“The areas that CERB really took a toll was in the addictions area. We had a lot of people have a lot of money which they never had before they can spend it any way they want,” Chief Ronald Mitsuing said to Members of Parliament on the Standing Committee on Indigenous and Northern Affairs.

“Alcohol is a big major contributing factor of our people with their addictions. Right now, all our centers are closed.”

Mitsuing said that the RCMP have had approximately 1150 calls for service, taking officers away from drug investigations and related activities.

Yet for Mitsuing a major concern is the affect of addictions and domestic violence is having on children and youth.

“The kids were crying out that they want to find their identity,” Mitsuing said. “The children actually suffered more from that.”

The Chief said the community is focusing on traditional activities for youth, such has teaching them how to hunt, snare. Even encouraging children to participate in singing groups for future ceremonies.

“We have to teach them how to become self sufficient and help their future when they’re older,” Mitsuing explained.

However, the Makwa Sahgaiehcan First Nation has very similar housing issues to other First Nations in that overcrowding is very common.

Mitsuing testified that the overcrowding is negatively impacting children’s education.

“We do have a severe housing shortage. It’s all over. We have young families that are living with their parents, and they have kids of their own and they don’t have nowhere to go,” Mitsuing said. “If a kid goes to school from a happy home, he’ll be happy to learn all day.
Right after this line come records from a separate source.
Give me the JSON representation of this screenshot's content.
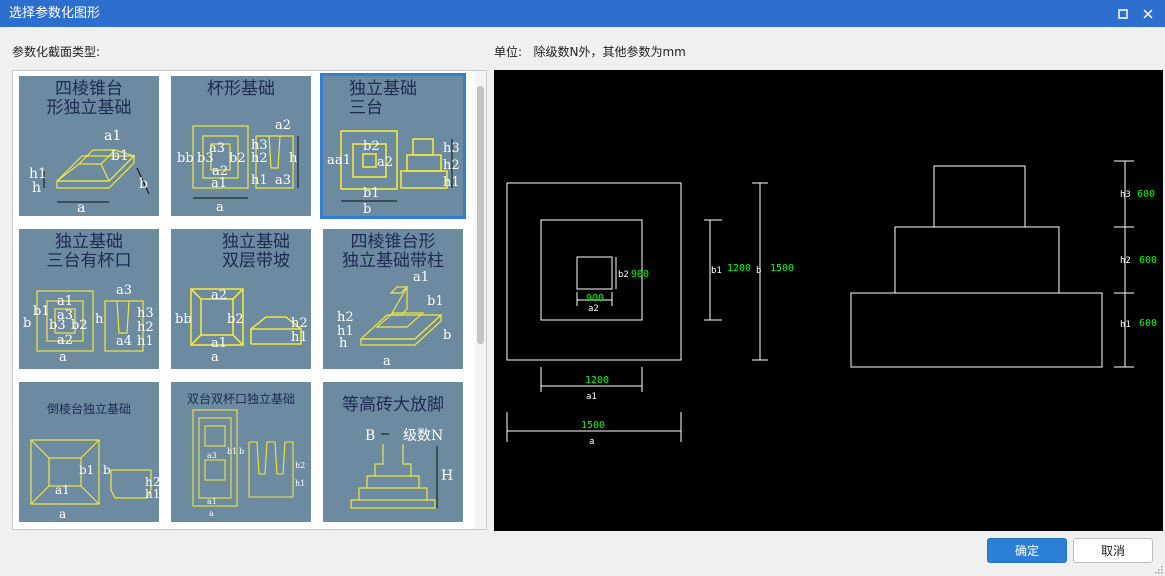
{
  "window": {
    "title": "选择参数化图形",
    "maximize_icon": "maximize-icon",
    "close_icon": "close-icon"
  },
  "left": {
    "label": "参数化截面类型:"
  },
  "right": {
    "label": "单位:   除级数N外，其他参数为mm"
  },
  "shapes": [
    {
      "title": "四棱锥台\n形独立基础",
      "selected": false
    },
    {
      "title": "杯形基础",
      "selected": false
    },
    {
      "title": "独立基础\n三台",
      "selected": true
    },
    {
      "title": "独立基础\n三台有杯口",
      "selected": false
    },
    {
      "title": "独立基础\n双层带坡",
      "selected": false
    },
    {
      "title": "四棱锥台形\n独立基础带柱",
      "selected": false
    },
    {
      "title": "倒棱台独立基础",
      "selected": false
    },
    {
      "title": "双台双杯口独立基础",
      "selected": false
    },
    {
      "title": "等高砖大放脚",
      "selected": false
    }
  ],
  "thumb_labels": {
    "a": "a",
    "b": "b",
    "a1": "a1",
    "b1": "b1",
    "a2": "a2",
    "b2": "b2",
    "a3": "a3",
    "b3": "b3",
    "a4": "a4",
    "h": "h",
    "h1": "h1",
    "h2": "h2",
    "h3": "h3",
    "bb": "bb",
    "B": "B",
    "H": "H",
    "N": "级数N"
  },
  "preview": {
    "dims": {
      "a2_val": "900",
      "a2": "a2",
      "b2_val": "900",
      "b2": "b2",
      "b1_val": "1200",
      "b1": "b1",
      "b_val": "1500",
      "b": "b",
      "a1_val": "1200",
      "a1": "a1",
      "a_val": "1500",
      "a": "a",
      "h3_val": "600",
      "h3": "h3",
      "h2_val": "600",
      "h2": "h2",
      "h1_val": "600",
      "h1": "h1"
    },
    "colors": {
      "line": "#ffffff",
      "value": "#00ff00",
      "background": "#000000"
    }
  },
  "buttons": {
    "ok": "确定",
    "cancel": "取消"
  },
  "colors": {
    "titlebar": "#2c6fcf",
    "accent": "#2c7fd6",
    "thumb_bg": "#6c8aa0",
    "thumb_line": "#f0e640"
  }
}
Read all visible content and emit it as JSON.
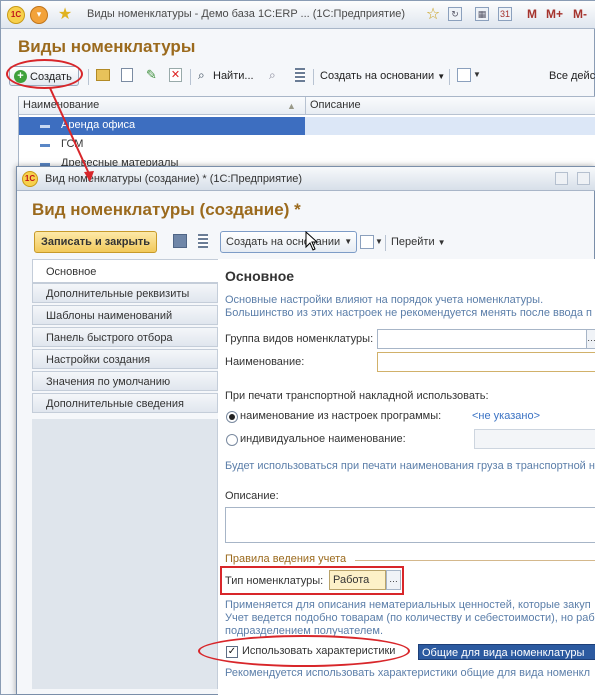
{
  "bg_window": {
    "title": "Виды номенклатуры - Демо база 1С:ERP ... (1С:Предприятие)",
    "heading": "Виды номенклатуры",
    "toolbar": {
      "create_label": "Создать",
      "find_label": "Найти...",
      "create_basis_label": "Создать на основании",
      "all_actions_label": "Все дейс"
    },
    "title_buttons": [
      "M",
      "M+",
      "M-"
    ],
    "table": {
      "columns": [
        "Наименование",
        "Описание"
      ],
      "rows": [
        "Аренда офиса",
        "ГСМ",
        "Древесные материалы"
      ]
    }
  },
  "fg_window": {
    "title": "Вид номенклатуры (создание) * (1С:Предприятие)",
    "heading": "Вид номенклатуры (создание) *",
    "toolbar": {
      "save_close_label": "Записать и закрыть",
      "create_basis_label": "Создать на основании",
      "goto_label": "Перейти"
    },
    "nav_items": [
      "Основное",
      "Дополнительные реквизиты",
      "Шаблоны наименований",
      "Панель быстрого отбора",
      "Настройки создания",
      "Значения по умолчанию",
      "Дополнительные сведения"
    ],
    "form": {
      "section_title": "Основное",
      "hint_1": "Основные настройки влияют на порядок учета номенклатуры.",
      "hint_2": "Большинство из этих настроек не рекомендуется менять после ввода п",
      "group_label": "Группа видов номенклатуры:",
      "name_label": "Наименование:",
      "print_label": "При печати транспортной накладной использовать:",
      "radio_1": "наименование из настроек программы:",
      "radio_1_link": "<не указано>",
      "radio_2": "индивидуальное наименование:",
      "print_hint": "Будет использоваться при печати наименования груза в транспортной н",
      "description_label": "Описание:",
      "accounting_group": "Правила ведения учета",
      "type_label": "Тип номенклатуры:",
      "type_value": "Работа",
      "type_hint_1": "Применяется для описания нематериальных ценностей, которые закуп",
      "type_hint_2": "Учет ведется подобно товарам (по количеству и себестоимости), но рабо",
      "type_hint_3": "подразделением получателем.",
      "characteristics_label": "Использовать характеристики",
      "characteristics_value": "Общие для вида номенклатуры",
      "characteristics_hint": "Рекомендуется использовать характеристики общие для вида номенкл"
    }
  },
  "colors": {
    "heading": "#9b6a1d",
    "annotation_red": "#d8262a",
    "selection_blue": "#2c5aa0",
    "link_blue": "#3b73c4"
  }
}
They won’t have that overcrowding to deal with where you can study in. Try to upgrade your skills.”

During his testimony Mitsuing was asked about internet connectivity. He explained that on the west side of Loon Lake there is no internet, despite having a fiber optic cable nearby.

He alleged that it would be too expensive to connect the First Nation’s 50 homes at a cost of $38,000 per household.

Mitsuing said this is problematic in a pandemic where schools are closed in that online learning is not possible. However, children to receive homework packages, which Mitsuing classified was not enough.

(Photo: Chief Ronald Mitsuing. By Dan Jones)